TASK DIRECTIONS -> Select the lines of the records containing the word "this" and list them.

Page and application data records

□ □ □ □

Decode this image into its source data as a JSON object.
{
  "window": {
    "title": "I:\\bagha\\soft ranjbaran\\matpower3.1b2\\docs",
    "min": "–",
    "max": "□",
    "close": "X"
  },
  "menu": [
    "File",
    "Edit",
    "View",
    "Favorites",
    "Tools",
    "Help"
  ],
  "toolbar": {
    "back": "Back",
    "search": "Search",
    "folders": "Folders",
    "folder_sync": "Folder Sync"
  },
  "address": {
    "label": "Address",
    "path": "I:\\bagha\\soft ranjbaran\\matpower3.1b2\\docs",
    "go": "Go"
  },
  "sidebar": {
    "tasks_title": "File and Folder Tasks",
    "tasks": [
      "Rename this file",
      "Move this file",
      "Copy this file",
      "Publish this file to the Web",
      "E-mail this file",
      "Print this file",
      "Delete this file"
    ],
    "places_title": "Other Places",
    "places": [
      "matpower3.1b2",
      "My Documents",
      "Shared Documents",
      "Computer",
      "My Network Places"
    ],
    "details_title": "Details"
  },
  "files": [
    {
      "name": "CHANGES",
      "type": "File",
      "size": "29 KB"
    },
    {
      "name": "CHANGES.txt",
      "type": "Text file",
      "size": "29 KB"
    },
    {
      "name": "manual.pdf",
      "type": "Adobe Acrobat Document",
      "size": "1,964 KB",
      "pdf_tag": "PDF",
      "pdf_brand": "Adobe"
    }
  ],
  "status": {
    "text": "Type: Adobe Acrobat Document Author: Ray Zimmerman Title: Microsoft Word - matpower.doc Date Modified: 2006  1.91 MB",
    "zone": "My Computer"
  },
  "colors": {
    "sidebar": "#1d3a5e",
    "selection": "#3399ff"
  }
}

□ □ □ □

COMPLETED TASK ->
Decode this image into its source data as a JSON object.
      "Rename this file",
      "Move this file",
      "Copy this file",
      "Publish this file to the Web",
      "E-mail this file",
      "Print this file",
      "Delete this file"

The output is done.